you have to not only add a new thing but remove the old one if you want to avoid this

#### Mario Carneiro (Oct 30 2019 at 23:05):

I expect that simp [(+)] loops because there is a lemma in the default simp set that re-folds int.add x y to x + y

#### Mario Carneiro (Oct 30 2019 at 23:06):

Power on integers is supported in norm_num via monoid.pow. You will have to import algebra.group_power but then you can just write x ^ y where x : Z and y : N

#### Jason Gross (Oct 30 2019 at 23:32):

@Mario Carneiro re algebra.group_power: Thanks!

#### Mario Carneiro (Oct 30 2019 at 23:33):

I also responded to leanprover-community/lean#76, I don't know if you still want to pursue it

#### Jason Gross (Oct 30 2019 at 23:43):

I replied on leanprover-community/lean#76; feel free to do whatever you think makes sense about the issue

#### Floris van Doorn (Oct 30 2019 at 23:48):

You might have already figured it out, but the following works:

import algebra.group_power tactic.norm_num

example : 1 % 2 ^ 16 = 0 :=
begin
norm_num,
end


#### Mario Carneiro (Oct 30 2019 at 23:48):

are those integers?

#### Floris van Doorn (Oct 30 2019 at 23:49):

Good point, probably not. But the following also reduces to false:

import algebra.group_power tactic.norm_num
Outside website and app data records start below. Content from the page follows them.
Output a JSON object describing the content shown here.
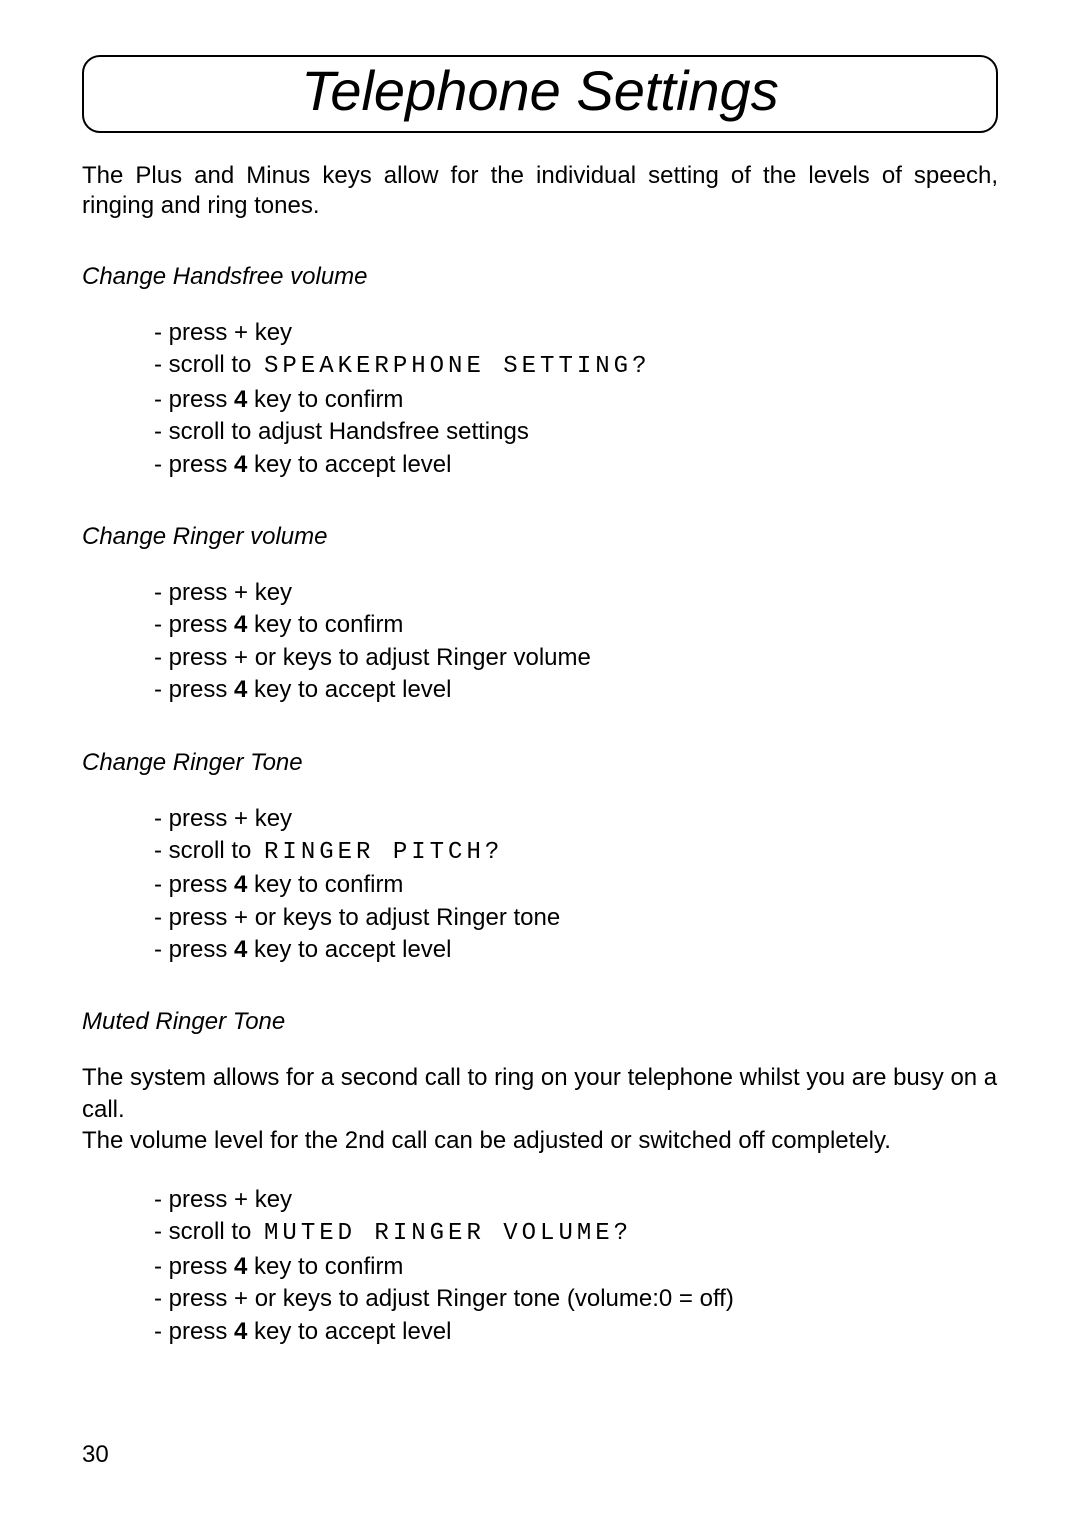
{
  "title": "Telephone Settings",
  "intro": "The Plus and Minus keys allow for the individual setting of the levels of speech, ringing and ring tones.",
  "sections": {
    "handsfree": {
      "label": "Change Handsfree volume",
      "steps": [
        {
          "pre": "- press + key"
        },
        {
          "pre": "- scroll to ",
          "lcd": "SPEAKERPHONE SETTING?"
        },
        {
          "pre": "- press  ",
          "bold": "4",
          "post": "   key to confirm"
        },
        {
          "pre": "- scroll to adjust Handsfree settings"
        },
        {
          "pre": "- press  ",
          "bold": "4",
          "post": "   key to accept level"
        }
      ]
    },
    "ringer_volume": {
      "label": "Change Ringer volume",
      "steps": [
        {
          "pre": "- press + key"
        },
        {
          "pre": "- press  ",
          "bold": "4",
          "post": "   key to confirm"
        },
        {
          "pre": "- press + or     keys to adjust Ringer volume"
        },
        {
          "pre": "- press  ",
          "bold": "4",
          "post": "   key to accept level"
        }
      ]
    },
    "ringer_tone": {
      "label": "Change Ringer Tone",
      "steps": [
        {
          "pre": "- press + key"
        },
        {
          "pre": "- scroll to ",
          "lcd": "RINGER PITCH?"
        },
        {
          "pre": "- press  ",
          "bold": "4",
          "post": "   key to confirm"
        },
        {
          "pre": "- press + or    keys to adjust Ringer tone"
        },
        {
          "pre": "- press  ",
          "bold": "4",
          "post": "   key to accept level"
        }
      ]
    },
    "muted_ringer": {
      "label": "Muted Ringer Tone",
      "para1": "The system allows for a second call to ring on your telephone whilst you are busy on a call.",
      "para2": "The volume level for the 2nd call can be adjusted or switched off completely.",
      "steps": [
        {
          "pre": "- press + key"
        },
        {
          "pre": "- scroll to ",
          "lcd": "MUTED RINGER VOLUME?"
        },
        {
          "pre": "- press  ",
          "bold": "4",
          "post": "   key to confirm"
        },
        {
          "pre": "- press + or    keys to adjust Ringer tone (volume:0 = off)"
        },
        {
          "pre": "- press  ",
          "bold": "4",
          "post": "   key to accept level"
        }
      ]
    }
  },
  "page_number": "30"
}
example : (1 : ℤ) % 2 ^ 16 = 0 :=
by norm_num


#### Kevin Buzzard (Oct 30 2019 at 23:50):

I was looking at "but the following works" and thinking "is that actually _true_ though?" Now I try it I see by "works" Floris means "does not compile" :D

#### Floris van Doorn (Oct 30 2019 at 23:51):

"norm_num works", which I think is what the question was. But in my second message I clarified it :)

Last updated: May 14 2021 at 00:42 UTC